Material to process:
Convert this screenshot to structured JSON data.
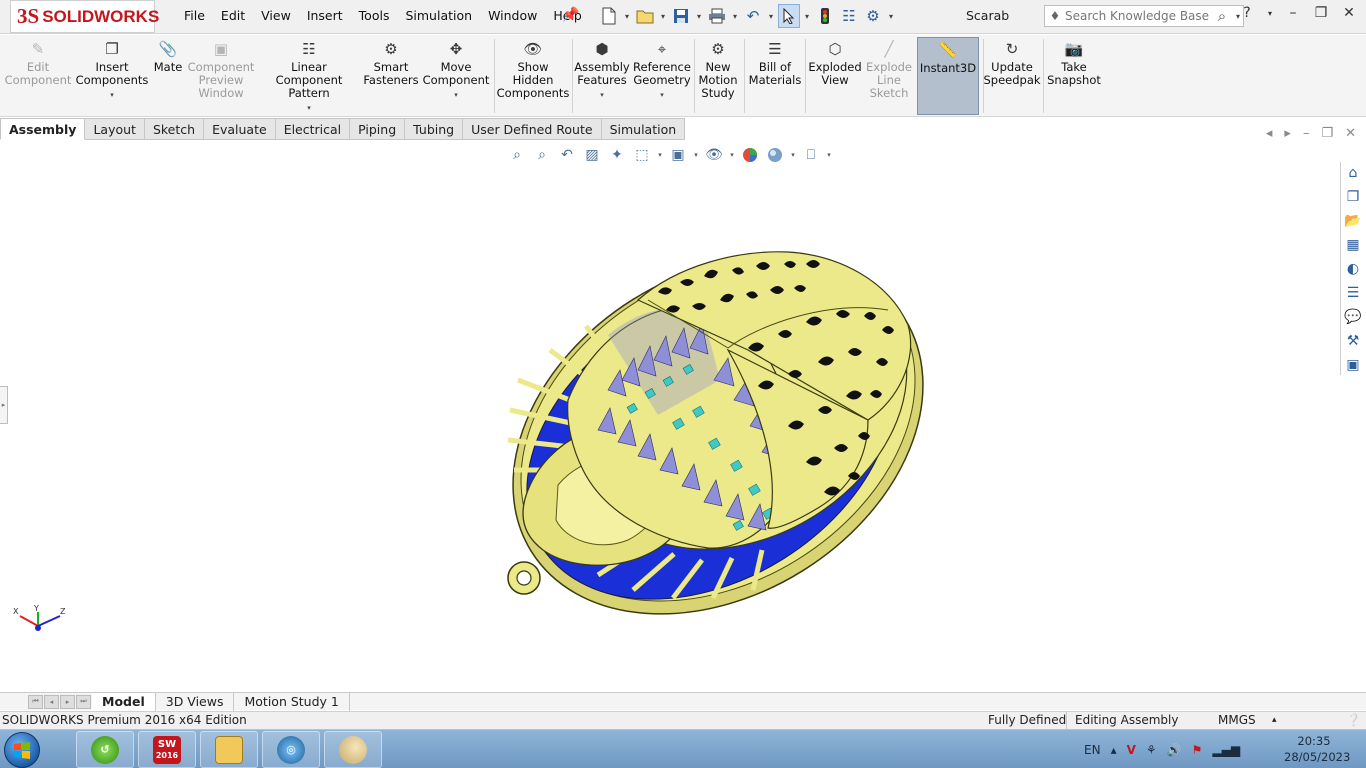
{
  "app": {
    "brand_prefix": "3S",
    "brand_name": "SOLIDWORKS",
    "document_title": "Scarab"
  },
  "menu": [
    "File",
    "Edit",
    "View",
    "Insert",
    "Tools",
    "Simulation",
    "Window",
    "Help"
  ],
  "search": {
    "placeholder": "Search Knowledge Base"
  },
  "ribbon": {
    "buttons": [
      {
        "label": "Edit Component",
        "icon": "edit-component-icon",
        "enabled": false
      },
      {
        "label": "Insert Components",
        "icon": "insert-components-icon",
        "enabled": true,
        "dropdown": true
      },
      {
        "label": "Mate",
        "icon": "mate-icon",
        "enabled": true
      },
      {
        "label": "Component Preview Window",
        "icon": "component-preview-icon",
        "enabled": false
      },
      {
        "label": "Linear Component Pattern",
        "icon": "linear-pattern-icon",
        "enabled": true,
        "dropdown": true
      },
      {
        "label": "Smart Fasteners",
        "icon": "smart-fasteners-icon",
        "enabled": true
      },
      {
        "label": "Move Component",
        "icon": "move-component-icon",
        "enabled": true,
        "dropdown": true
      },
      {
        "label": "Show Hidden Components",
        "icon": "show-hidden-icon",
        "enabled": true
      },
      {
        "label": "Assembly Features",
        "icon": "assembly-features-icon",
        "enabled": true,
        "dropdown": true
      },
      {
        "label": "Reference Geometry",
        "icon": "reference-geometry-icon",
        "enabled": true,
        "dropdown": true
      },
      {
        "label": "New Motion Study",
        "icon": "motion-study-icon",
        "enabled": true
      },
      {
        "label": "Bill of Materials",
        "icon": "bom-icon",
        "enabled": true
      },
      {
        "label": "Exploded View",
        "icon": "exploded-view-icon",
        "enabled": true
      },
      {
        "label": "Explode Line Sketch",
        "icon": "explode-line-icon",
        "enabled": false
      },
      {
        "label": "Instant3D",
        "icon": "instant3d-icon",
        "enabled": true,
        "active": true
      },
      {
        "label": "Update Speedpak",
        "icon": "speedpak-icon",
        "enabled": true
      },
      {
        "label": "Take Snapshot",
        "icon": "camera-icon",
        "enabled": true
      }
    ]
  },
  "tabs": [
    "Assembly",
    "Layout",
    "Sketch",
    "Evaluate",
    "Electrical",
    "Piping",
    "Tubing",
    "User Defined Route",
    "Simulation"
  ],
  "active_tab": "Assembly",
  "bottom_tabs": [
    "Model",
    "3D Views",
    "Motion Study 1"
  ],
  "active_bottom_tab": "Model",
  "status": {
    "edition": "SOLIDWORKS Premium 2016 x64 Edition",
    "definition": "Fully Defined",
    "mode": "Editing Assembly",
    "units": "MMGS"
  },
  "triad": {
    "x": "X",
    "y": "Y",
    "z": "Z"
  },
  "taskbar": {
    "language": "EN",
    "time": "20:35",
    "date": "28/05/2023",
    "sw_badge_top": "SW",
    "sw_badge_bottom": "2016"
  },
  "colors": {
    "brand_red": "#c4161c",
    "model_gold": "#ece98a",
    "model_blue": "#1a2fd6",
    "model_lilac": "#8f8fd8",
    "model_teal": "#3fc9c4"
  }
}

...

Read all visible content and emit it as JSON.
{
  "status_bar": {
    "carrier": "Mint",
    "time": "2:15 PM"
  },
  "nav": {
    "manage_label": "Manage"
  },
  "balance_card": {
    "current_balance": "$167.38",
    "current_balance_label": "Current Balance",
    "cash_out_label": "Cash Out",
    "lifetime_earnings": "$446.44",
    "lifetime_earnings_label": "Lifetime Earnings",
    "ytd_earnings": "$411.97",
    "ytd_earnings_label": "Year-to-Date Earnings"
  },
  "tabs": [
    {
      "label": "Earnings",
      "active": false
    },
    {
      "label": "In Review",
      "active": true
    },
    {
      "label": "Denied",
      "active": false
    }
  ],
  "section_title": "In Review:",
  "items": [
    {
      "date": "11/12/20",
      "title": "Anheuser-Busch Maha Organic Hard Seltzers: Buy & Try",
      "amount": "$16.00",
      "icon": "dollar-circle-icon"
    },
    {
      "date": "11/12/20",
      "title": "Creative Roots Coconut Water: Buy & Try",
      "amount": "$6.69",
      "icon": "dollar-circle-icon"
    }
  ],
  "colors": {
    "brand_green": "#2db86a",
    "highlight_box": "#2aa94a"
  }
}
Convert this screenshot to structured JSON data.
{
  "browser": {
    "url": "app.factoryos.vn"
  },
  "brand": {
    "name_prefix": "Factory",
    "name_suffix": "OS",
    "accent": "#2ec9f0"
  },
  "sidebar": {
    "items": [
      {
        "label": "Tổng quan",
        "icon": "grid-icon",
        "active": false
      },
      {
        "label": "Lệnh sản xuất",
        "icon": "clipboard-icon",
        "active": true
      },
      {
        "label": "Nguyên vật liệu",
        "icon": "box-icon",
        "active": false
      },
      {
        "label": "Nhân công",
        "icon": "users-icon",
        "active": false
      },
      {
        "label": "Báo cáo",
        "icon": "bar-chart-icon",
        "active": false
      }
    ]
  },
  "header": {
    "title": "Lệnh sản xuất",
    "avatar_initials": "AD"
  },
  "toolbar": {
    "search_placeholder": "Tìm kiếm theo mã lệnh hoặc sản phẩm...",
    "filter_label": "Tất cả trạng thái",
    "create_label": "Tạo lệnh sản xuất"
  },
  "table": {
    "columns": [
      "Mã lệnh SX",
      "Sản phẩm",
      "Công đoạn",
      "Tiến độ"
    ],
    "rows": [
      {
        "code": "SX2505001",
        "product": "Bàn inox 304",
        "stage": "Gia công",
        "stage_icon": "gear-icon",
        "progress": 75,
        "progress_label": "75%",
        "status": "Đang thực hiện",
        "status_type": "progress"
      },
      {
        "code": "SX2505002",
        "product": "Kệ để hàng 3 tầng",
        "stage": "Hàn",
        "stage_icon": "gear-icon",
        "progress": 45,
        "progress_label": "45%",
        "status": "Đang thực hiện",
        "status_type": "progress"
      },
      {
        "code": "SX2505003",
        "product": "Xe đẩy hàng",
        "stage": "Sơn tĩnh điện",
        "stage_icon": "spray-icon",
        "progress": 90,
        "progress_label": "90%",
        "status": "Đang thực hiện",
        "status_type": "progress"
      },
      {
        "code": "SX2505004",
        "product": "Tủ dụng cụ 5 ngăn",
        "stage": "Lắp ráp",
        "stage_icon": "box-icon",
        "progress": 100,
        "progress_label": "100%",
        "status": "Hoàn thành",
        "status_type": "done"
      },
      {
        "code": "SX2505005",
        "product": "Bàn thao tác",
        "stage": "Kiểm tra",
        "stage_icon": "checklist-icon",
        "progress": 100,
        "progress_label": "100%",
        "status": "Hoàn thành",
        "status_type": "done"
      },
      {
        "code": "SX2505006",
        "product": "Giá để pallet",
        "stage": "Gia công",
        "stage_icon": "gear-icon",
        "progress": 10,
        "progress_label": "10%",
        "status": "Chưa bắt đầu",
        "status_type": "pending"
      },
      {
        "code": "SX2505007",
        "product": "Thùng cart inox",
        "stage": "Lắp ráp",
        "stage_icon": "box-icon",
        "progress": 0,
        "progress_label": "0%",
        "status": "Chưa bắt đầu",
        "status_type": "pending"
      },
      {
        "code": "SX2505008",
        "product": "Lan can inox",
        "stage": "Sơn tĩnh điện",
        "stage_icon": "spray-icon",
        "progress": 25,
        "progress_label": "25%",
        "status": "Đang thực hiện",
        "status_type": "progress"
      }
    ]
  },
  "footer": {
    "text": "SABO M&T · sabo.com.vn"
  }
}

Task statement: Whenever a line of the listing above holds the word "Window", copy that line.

Answer space:
    "Window",
        "label": "Component Preview Window",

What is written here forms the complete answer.